“If the two largest companies – the two who are receiving by far the largest benefits of the Canadian system – were to merge now, they could kick the can down road a bit further, avoid innovation and take the benefits they have in system to their bottom line.”
This means if the two largest companies – the two who are receiving by far the largest benefits of the Canadian system – were to merge now, they could kick the can down road a bit further, avoid innovation and take the benefits they have in system to their bottom line. In the meantime, the companies which are trying to scale their niches internationally are provided with little or no support from the CMF and are being rapidly diminished – or worse – in the established broadcasting system.
All of this comes at a time of incredible opportunity for the Canadian industry. We should be positioning ourselves and adapting our system to take advantage of our production expertise beyond service work. We need to look at our current ownership rules around content so they better reflect the needs of the new environment.
We should be finding ways to use our domestic market to incentivize companies to build brands outside Canada as a strategy to support the production of more original Canadian programming. Instead, our domestic market, and our limited public resources are controlled by a few companies who seem uninterested in leading and often act like they would rather exit the space.
For these reasons, we need the CRTC to hold a review of the current broadcasting system, whether or not Bill C-10 becomes law.

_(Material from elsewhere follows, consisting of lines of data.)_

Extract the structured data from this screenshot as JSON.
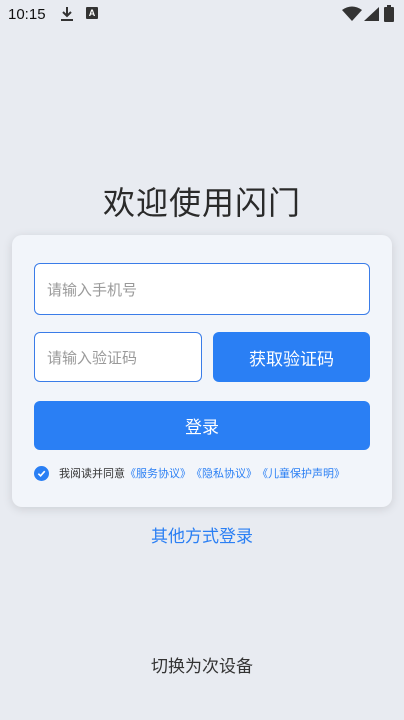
{
  "status_bar": {
    "time": "10:15",
    "icons": [
      "download-icon",
      "a-notification-icon",
      "wifi-icon",
      "signal-icon",
      "battery-icon"
    ],
    "notification_letter": "A"
  },
  "title": "欢迎使用闪门",
  "form": {
    "phone_placeholder": "请输入手机号",
    "code_placeholder": "请输入验证码",
    "get_code_label": "获取验证码",
    "login_label": "登录",
    "agreement": {
      "checked": true,
      "prefix": "我阅读并同意",
      "links": [
        "《服务协议》",
        "《隐私协议》",
        "《儿童保护声明》"
      ]
    }
  },
  "other_login_label": "其他方式登录",
  "switch_device_label": "切换为次设备",
  "colors": {
    "accent": "#2a7ff4",
    "background": "#e8ebf1",
    "card": "#f2f5fa"
  }
}
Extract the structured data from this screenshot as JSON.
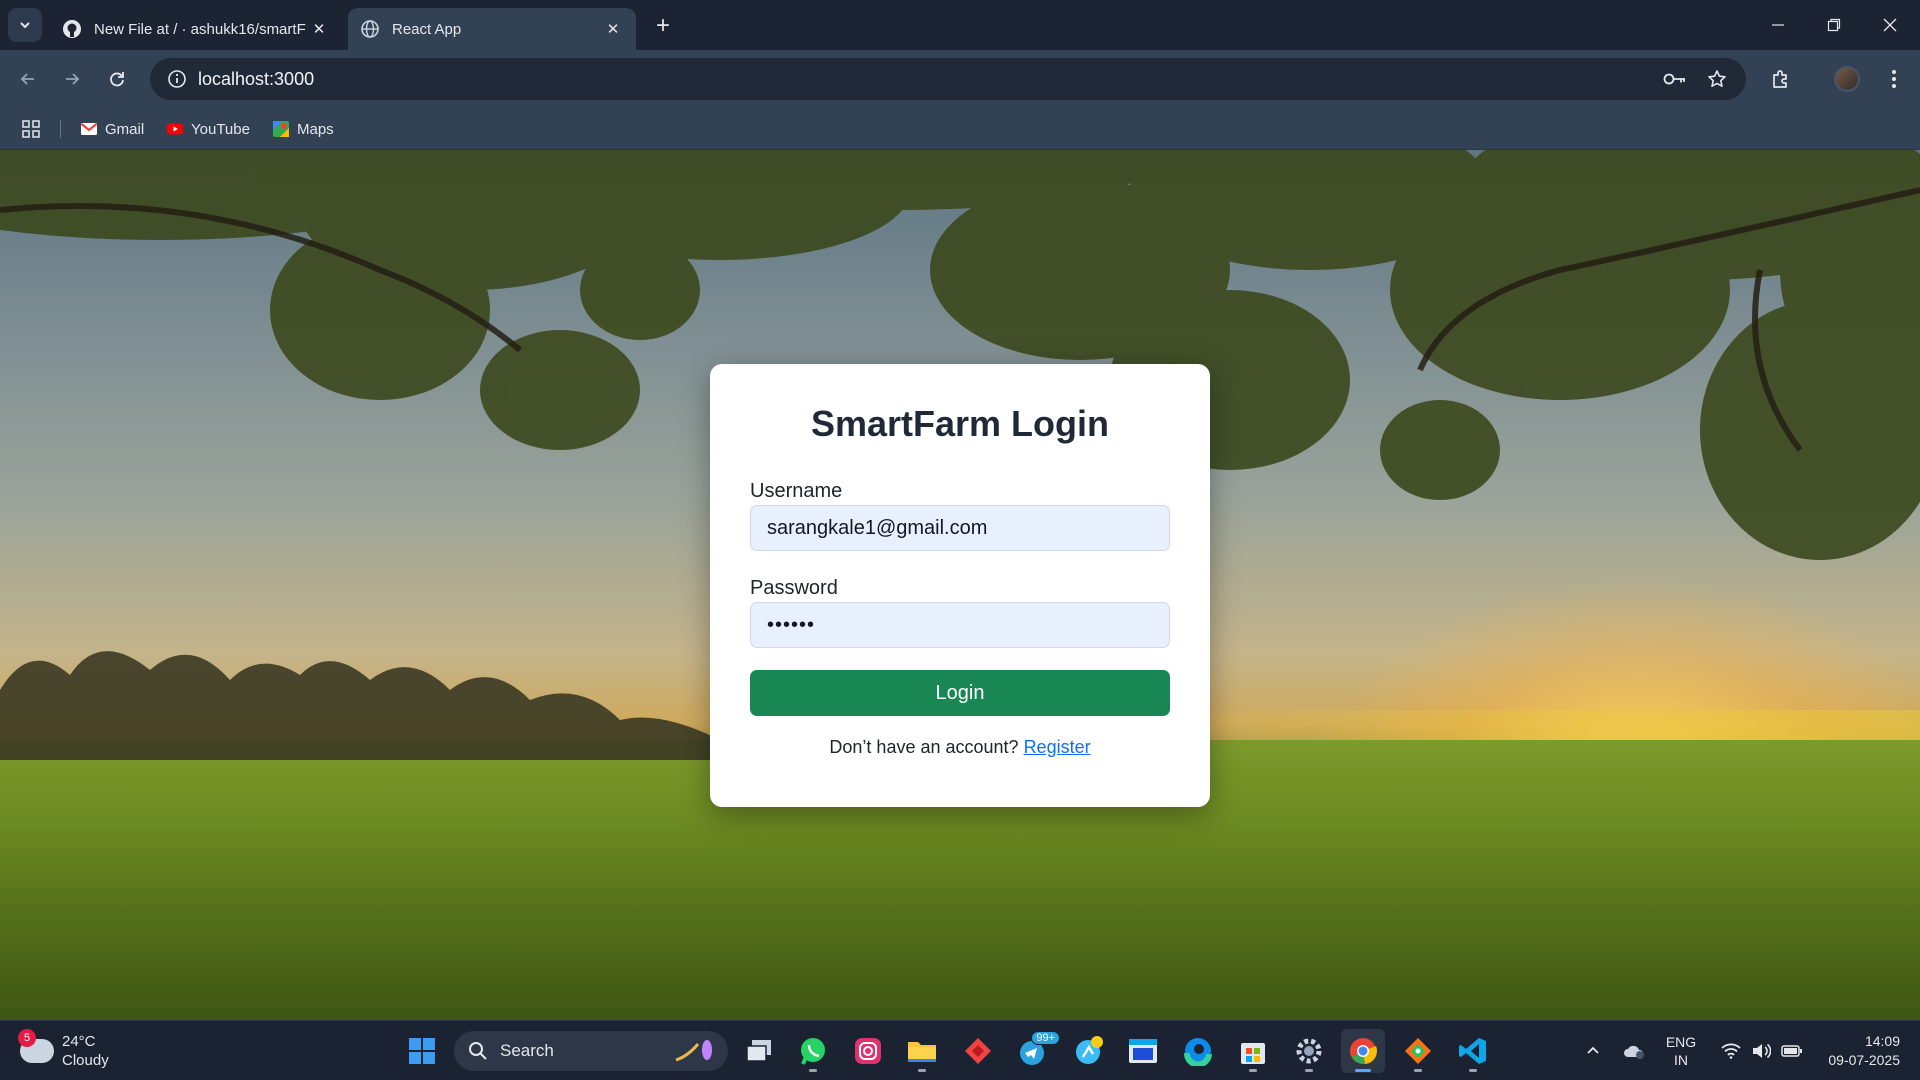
{
  "browser": {
    "tabs": [
      {
        "title": "New File at / · ashukk16/smartF",
        "favicon": "github-icon",
        "active": false
      },
      {
        "title": "React App",
        "favicon": "globe-icon",
        "active": true
      }
    ],
    "url": "localhost:3000",
    "bookmarks": [
      {
        "label": "Gmail",
        "icon": "gmail-icon"
      },
      {
        "label": "YouTube",
        "icon": "youtube-icon"
      },
      {
        "label": "Maps",
        "icon": "maps-icon"
      }
    ]
  },
  "login": {
    "title": "SmartFarm Login",
    "username_label": "Username",
    "username_value": "sarangkale1@gmail.com",
    "password_label": "Password",
    "password_value": "••••••",
    "submit_label": "Login",
    "register_prompt": "Don’t have an account?",
    "register_link": "Register"
  },
  "taskbar": {
    "weather": {
      "temp": "24°C",
      "condition": "Cloudy",
      "badge": "5"
    },
    "search_label": "Search",
    "telegram_badge": "99+",
    "language": {
      "top": "ENG",
      "bottom": "IN"
    },
    "time": "14:09",
    "date": "09-07-2025"
  },
  "colors": {
    "login_button": "#198754",
    "link": "#0d6efd",
    "input_autofill": "#e8f0fe",
    "chrome_dark": "#1c2433",
    "chrome_toolbar": "#334155"
  }
}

We are in dire need of policy changes that are consistent with the way the industry is quickly moving rather than doubling down on policies, such as consolidation and vertical integration, that objectively have failed.
Brad Danks is chief executive officer of OUTtv Network.